What you need to do — Where does the word "label" appear in the entries below? Copy each line that holds it.
◇ ◇ ◇ ◇ ◇
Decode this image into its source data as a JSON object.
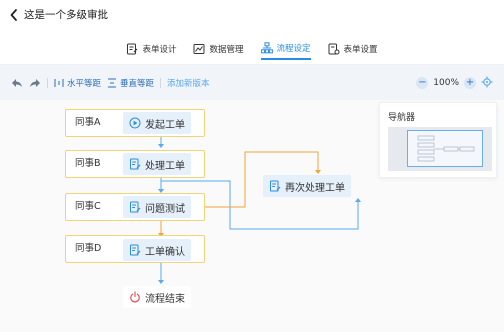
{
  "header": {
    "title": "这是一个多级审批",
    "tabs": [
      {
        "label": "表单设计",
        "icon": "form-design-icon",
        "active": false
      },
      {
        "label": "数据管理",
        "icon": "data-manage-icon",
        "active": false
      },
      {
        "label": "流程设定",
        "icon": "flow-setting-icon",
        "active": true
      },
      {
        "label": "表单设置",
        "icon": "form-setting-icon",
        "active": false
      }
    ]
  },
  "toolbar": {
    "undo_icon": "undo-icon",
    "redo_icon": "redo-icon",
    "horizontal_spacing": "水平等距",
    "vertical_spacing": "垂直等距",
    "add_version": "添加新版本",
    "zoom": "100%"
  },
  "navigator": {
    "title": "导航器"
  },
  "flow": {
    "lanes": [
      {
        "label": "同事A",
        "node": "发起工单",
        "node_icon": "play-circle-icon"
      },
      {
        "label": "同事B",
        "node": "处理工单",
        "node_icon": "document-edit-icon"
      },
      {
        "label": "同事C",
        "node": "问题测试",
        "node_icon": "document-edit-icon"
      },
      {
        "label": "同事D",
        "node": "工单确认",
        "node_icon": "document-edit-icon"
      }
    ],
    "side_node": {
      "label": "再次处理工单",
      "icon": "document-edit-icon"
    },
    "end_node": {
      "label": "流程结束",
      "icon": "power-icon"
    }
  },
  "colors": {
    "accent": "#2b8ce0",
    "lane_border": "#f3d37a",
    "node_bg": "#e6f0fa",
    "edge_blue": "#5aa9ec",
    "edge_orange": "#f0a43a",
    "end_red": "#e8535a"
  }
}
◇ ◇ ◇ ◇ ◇
Result —
        "label": "表单设计",
        "label": "数据管理",
        "label": "流程设定",
        "label": "表单设置",
        "label": "同事A",
        "label": "同事B",
        "label": "同事C",
        "label": "同事D",
      "label": "再次处理工单",
      "label": "流程结束",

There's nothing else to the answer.